For fun, I asked myself, what would a revised Rigor & Relevance chart look like if we included Dr. Ruben Puentedura’s SAMR Model and the Partnership for 21st Century Schools (P21.org)? The more I reflect on it, I’m not sure the Rigor & Relevance framework holds up when you throw in SAMR and P21 components.
Let’s reflect together and see….
The LibreOffice Draw version of this document is available.
Source for Framework and Supporting Information Moving from standards to instructional practice Willard R Daggett. National Association of Secondary School Principals. NASSP Bulletin Reston:Dec 2000. Vol. 84, Iss. 620, p. 66-72 (7 pp.)
In the figure above, you can see several components:
When I played around with this framework before, I was more focused on comparing LOTI to the Rigor and Relevance Framework:
As you might imagine, things are a bit different. I’m not sure that in the revised framework, that SAMR fits…what do you think?
Rigor & Relevance Framework: What is it?
The Rigor/Relevance Framework is based on two continua, a knowledge taxonomy and an application model. The knowledge taxonomy (familiar to educators who have studied Bloom’s Taxonomy of learning) describes the increasingly complex ways in which people think. At the low end is the ability to acquire knowledge and recall or locate that knowledge in a simple manner. The high end of the knowledge taxonomy denotes more complex and abstract cognitive activities. At this level, knowledge is fully integrated into one’s mind and can be located and combined in logical and creative ways. Assimilation of knowledge is a good way to describe the activity represented by this high end of the knowledge taxonomy. The assimilation level is often referred to as higher-order thinking skills; individuals performing at this level can solve complex problems and create unique work.

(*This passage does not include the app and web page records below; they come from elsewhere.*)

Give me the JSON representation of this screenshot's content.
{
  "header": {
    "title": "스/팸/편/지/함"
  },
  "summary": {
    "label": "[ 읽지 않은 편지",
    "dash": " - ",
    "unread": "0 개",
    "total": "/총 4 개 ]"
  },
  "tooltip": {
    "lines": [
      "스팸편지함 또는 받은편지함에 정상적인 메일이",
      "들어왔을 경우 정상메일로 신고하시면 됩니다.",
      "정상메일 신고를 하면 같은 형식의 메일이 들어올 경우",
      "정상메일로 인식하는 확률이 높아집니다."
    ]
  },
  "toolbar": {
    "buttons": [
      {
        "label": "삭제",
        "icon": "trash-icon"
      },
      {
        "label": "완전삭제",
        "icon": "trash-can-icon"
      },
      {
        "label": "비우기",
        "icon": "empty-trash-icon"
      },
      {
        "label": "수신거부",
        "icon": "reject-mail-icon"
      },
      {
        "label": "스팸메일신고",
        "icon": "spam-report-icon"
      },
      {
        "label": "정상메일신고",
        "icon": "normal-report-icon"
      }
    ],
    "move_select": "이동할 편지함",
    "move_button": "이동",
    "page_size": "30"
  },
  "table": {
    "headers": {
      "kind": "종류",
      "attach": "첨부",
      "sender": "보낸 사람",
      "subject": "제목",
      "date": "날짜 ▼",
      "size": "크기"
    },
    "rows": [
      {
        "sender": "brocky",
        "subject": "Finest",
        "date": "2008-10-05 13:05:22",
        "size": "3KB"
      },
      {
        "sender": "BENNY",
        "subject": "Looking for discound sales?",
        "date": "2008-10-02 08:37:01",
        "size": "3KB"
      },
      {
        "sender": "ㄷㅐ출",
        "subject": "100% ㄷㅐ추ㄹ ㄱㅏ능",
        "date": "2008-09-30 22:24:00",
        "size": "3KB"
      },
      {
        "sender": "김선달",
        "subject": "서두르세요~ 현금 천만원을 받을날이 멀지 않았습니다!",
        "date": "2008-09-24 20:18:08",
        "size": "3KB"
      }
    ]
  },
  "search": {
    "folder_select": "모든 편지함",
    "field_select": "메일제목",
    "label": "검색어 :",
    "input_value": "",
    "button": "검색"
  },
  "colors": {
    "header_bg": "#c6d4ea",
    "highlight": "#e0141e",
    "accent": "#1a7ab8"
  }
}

The second continuum, known as the application model, is one of action. Although the knowledge continuum is largely passive, the action continuum describes putting knowledge to use. At the low end, an individual acquires knowledge for its own sake; at the high end, an individual uses that knowledge to solve unpredictable real-world problems.
The Rigor/Relevance Framework is represented by a four-quadrant model. Quadrant A (acquisition) represents gathering, understanding, and storing bits of knowledge for its own sake. Quadrant C (assimilation) represents more complex thinking: students extend and refine their knowledge to use it automatically and routinely to analyze and solve complex problems and create unique solutions, but it is still knowledge for its own sake. Quadrants B (application) and D (adaptation) represent knowledge in action. In Quadrant B, students use acquired knowledge to solve problems and design solutions. The highest level of application is to apply appropriate knowledge to new and unpredictable situations. At the Adaptation level (D), students are able to use their extensive knowledge and skills to create solutions to perplexing problems and take action that further develops their skills and knowledge.